→ YOUR GOAL
Could the entries below be retyped exactly and in full?

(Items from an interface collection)
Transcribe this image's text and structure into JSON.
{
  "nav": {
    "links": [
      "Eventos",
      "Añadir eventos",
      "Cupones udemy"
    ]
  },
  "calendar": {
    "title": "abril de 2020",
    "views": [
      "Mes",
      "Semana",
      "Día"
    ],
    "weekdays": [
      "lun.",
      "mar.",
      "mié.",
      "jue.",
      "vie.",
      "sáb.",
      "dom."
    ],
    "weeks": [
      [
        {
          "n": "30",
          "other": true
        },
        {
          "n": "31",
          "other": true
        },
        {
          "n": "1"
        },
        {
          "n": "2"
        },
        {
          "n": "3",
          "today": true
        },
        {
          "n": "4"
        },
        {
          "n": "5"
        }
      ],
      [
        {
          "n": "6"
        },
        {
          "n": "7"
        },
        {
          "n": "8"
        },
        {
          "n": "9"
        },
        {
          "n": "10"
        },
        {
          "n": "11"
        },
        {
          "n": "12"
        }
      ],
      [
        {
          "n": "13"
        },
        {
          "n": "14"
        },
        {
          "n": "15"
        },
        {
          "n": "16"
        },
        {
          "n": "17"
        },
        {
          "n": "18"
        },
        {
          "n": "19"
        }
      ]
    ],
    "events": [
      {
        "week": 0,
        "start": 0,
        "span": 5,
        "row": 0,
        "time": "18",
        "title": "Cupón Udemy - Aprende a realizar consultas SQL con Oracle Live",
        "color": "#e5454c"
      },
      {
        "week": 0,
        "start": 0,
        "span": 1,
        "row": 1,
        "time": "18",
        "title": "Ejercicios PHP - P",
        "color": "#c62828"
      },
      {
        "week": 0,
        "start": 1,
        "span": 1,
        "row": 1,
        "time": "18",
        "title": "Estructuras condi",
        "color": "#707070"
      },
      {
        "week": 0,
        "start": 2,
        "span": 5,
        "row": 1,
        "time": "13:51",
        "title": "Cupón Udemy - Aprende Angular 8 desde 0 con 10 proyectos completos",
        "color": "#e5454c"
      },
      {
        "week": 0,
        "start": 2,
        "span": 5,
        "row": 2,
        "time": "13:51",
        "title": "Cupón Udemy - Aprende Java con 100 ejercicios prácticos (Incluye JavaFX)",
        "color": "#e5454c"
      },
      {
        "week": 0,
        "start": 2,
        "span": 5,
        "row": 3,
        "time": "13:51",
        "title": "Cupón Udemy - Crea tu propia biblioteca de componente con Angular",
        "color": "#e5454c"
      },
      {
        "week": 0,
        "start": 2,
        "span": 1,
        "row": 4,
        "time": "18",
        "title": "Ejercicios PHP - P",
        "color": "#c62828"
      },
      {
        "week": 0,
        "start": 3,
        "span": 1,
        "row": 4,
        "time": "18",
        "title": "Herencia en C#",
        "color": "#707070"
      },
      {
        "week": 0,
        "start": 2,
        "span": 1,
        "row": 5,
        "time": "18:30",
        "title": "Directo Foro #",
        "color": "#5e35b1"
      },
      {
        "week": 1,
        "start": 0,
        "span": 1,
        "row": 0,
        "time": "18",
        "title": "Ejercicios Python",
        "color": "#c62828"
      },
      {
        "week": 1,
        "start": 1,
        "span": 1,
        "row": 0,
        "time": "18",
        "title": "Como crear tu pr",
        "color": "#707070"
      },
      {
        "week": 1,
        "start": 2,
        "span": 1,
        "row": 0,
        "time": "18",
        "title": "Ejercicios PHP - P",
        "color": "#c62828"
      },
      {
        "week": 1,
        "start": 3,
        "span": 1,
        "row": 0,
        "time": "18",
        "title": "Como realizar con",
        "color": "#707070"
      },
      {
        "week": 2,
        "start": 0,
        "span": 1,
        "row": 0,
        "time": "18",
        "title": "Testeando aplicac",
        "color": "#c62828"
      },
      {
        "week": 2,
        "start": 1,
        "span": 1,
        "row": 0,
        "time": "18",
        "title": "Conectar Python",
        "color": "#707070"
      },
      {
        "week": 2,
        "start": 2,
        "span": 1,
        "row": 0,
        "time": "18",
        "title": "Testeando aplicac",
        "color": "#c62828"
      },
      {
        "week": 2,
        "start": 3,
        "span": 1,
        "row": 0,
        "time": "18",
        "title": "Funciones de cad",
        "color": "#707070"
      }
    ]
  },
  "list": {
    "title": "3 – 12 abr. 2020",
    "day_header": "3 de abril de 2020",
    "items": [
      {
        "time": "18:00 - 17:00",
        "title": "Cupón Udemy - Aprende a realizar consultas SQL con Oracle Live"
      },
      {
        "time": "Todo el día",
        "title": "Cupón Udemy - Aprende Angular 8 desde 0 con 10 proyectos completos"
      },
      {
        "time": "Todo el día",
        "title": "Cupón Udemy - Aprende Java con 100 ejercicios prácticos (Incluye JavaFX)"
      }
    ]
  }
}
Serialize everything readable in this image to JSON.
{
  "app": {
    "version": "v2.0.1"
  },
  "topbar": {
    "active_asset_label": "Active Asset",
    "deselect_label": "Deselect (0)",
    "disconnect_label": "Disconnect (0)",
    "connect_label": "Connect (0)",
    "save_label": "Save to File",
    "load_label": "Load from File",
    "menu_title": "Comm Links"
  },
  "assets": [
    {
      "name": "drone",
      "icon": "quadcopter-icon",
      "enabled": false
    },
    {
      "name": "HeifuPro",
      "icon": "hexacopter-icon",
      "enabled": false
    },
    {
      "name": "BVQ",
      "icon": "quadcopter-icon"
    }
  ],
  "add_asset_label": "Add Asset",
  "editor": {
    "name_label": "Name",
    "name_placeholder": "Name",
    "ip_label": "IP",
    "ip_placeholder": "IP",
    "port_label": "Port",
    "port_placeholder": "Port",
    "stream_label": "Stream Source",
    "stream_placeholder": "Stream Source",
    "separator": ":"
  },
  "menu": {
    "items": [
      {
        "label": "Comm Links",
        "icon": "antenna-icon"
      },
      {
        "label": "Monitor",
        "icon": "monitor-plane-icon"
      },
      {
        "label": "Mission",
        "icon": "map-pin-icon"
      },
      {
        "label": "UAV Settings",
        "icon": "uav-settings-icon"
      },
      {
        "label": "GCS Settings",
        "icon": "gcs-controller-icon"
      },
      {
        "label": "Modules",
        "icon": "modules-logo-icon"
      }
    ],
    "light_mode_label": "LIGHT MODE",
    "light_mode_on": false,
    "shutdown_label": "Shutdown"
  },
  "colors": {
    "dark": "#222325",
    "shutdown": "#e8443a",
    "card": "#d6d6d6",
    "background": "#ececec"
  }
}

→ TASK RESPONSE
Transcribe this image's text and structure into JSON.
{
  "nav": {
    "links": [
      "Eventos",
      "Añadir eventos",
      "Cupones udemy"
    ]
  },
  "calendar": {
    "title": "abril de 2020",
    "views": [
      "Mes",
      "Semana",
      "Día"
    ],
    "weekdays": [
      "lun.",
      "mar.",
      "mié.",
      "jue.",
      "vie.",
      "sáb.",
      "dom."
    ],
    "weeks": [
      [
        {
          "n": "30",
          "other": true
        },
        {
          "n": "31",
          "other": true
        },
        {
          "n": "1"
        },
        {
          "n": "2"
        },
        {
          "n": "3",
          "today": true
        },
        {
          "n": "4"
        },
        {
          "n": "5"
        }
      ],
      [
        {
          "n": "6"
        },
        {
          "n": "7"
        },
        {
          "n": "8"
        },
        {
          "n": "9"
        },
        {
          "n": "10"
        },
        {
          "n": "11"
        },
        {
          "n": "12"
        }
      ],
      [
        {
          "n": "13"
        },
        {
          "n": "14"
        },
        {
          "n": "15"
        },
        {
          "n": "16"
        },
        {
          "n": "17"
        },
        {
          "n": "18"
        },
        {
          "n": "19"
        }
      ]
    ],
    "events": [
      {
        "week": 0,
        "start": 0,
        "span": 5,
        "row": 0,
        "time": "18",
        "title": "Cupón Udemy - Aprende a realizar consultas SQL con Oracle Live",
        "color": "#e5454c"
      },
      {
        "week": 0,
        "start": 0,
        "span": 1,
        "row": 1,
        "time": "18",
        "title": "Ejercicios PHP - P",
        "color": "#c62828"
      },
      {
        "week": 0,
        "start": 1,
        "span": 1,
        "row": 1,
        "time": "18",
        "title": "Estructuras condi",
        "color": "#707070"
      },
      {
        "week": 0,
        "start": 2,
        "span": 5,
        "row": 1,
        "time": "13:51",
        "title": "Cupón Udemy - Aprende Angular 8 desde 0 con 10 proyectos completos",
        "color": "#e5454c"
      },
      {
        "week": 0,
        "start": 2,
        "span": 5,
        "row": 2,
        "time": "13:51",
        "title": "Cupón Udemy - Aprende Java con 100 ejercicios prácticos (Incluye JavaFX)",
        "color": "#e5454c"
      },
      {
        "week": 0,
        "start": 2,
        "span": 5,
        "row": 3,
        "time": "13:51",
        "title": "Cupón Udemy - Crea tu propia biblioteca de componente con Angular",
        "color": "#e5454c"
      },
      {
        "week": 0,
        "start": 2,
        "span": 1,
        "row": 4,
        "time": "18",
        "title": "Ejercicios PHP - P",
        "color": "#c62828"
      },
      {
        "week": 0,
        "start": 3,
        "span": 1,
        "row": 4,
        "time": "18",
        "title": "Herencia en C#",
        "color": "#707070"
      },
      {
        "week": 0,
        "start": 2,
        "span": 1,
        "row": 5,
        "time": "18:30",
        "title": "Directo Foro #",
        "color": "#5e35b1"
      },
      {
        "week": 1,
        "start": 0,
        "span": 1,
        "row": 0,
        "time": "18",
        "title": "Ejercicios Python",
        "color": "#c62828"
      },
      {
        "week": 1,
        "start": 1,
        "span": 1,
        "row": 0,
        "time": "18",
        "title": "Como crear tu pr",
        "color": "#707070"
      },
      {
        "week": 1,
        "start": 2,
        "span": 1,
        "row": 0,
        "time": "18",
        "title": "Ejercicios PHP - P",
        "color": "#c62828"
      },
      {
        "week": 1,
        "start": 3,
        "span": 1,
        "row": 0,
        "time": "18",
        "title": "Como realizar con",
        "color": "#707070"
      },
      {
        "week": 2,
        "start": 0,
        "span": 1,
        "row": 0,
        "time": "18",
        "title": "Testeando aplicac",
        "color": "#c62828"
      },
      {
        "week": 2,
        "start": 1,
        "span": 1,
        "row": 0,
        "time": "18",
        "title": "Conectar Python",
        "color": "#707070"
      },
      {
        "week": 2,
        "start": 2,
        "span": 1,
        "row": 0,
        "time": "18",
        "title": "Testeando aplicac",
        "color": "#c62828"
      },
      {
        "week": 2,
        "start": 3,
        "span": 1,
        "row": 0,
        "time": "18",
        "title": "Funciones de cad",
        "color": "#707070"
      }
    ]
  },
  "list": {
    "title": "3 – 12 abr. 2020",
    "day_header": "3 de abril de 2020",
    "items": [
      {
        "time": "18:00 - 17:00",
        "title": "Cupón Udemy - Aprende a realizar consultas SQL con Oracle Live"
      },
      {
        "time": "Todo el día",
        "title": "Cupón Udemy - Aprende Angular 8 desde 0 con 10 proyectos completos"
      },
      {
        "time": "Todo el día",
        "title": "Cupón Udemy - Aprende Java con 100 ejercicios prácticos (Incluye JavaFX)"
      }
    ]
  }
}
Serialize everything readable in this image to JSON.
{
  "app": {
    "version": "v2.0.1"
  },
  "topbar": {
    "active_asset_label": "Active Asset",
    "deselect_label": "Deselect (0)",
    "disconnect_label": "Disconnect (0)",
    "connect_label": "Connect (0)",
    "save_label": "Save to File",
    "load_label": "Load from File",
    "menu_title": "Comm Links"
  },
  "assets": [
    {
      "name": "drone",
      "icon": "quadcopter-icon",
      "enabled": false
    },
    {
      "name": "HeifuPro",
      "icon": "hexacopter-icon",
      "enabled": false
    },
    {
      "name": "BVQ",
      "icon": "quadcopter-icon"
    }
  ],
  "add_asset_label": "Add Asset",
  "editor": {
    "name_label": "Name",
    "name_placeholder": "Name",
    "ip_label": "IP",
    "ip_placeholder": "IP",
    "port_label": "Port",
    "port_placeholder": "Port",
    "stream_label": "Stream Source",
    "stream_placeholder": "Stream Source",
    "separator": ":"
  },
  "menu": {
    "items": [
      {
        "label": "Comm Links",
        "icon": "antenna-icon"
      },
      {
        "label": "Monitor",
        "icon": "monitor-plane-icon"
      },
      {
        "label": "Mission",
        "icon": "map-pin-icon"
      },
      {
        "label": "UAV Settings",
        "icon": "uav-settings-icon"
      },
      {
        "label": "GCS Settings",
        "icon": "gcs-controller-icon"
      },
      {
        "label": "Modules",
        "icon": "modules-logo-icon"
      }
    ],
    "light_mode_label": "LIGHT MODE",
    "light_mode_on": false,
    "shutdown_label": "Shutdown"
  },
  "colors": {
    "dark": "#222325",
    "shutdown": "#e8443a",
    "card": "#d6d6d6",
    "background": "#ececec"
  }
}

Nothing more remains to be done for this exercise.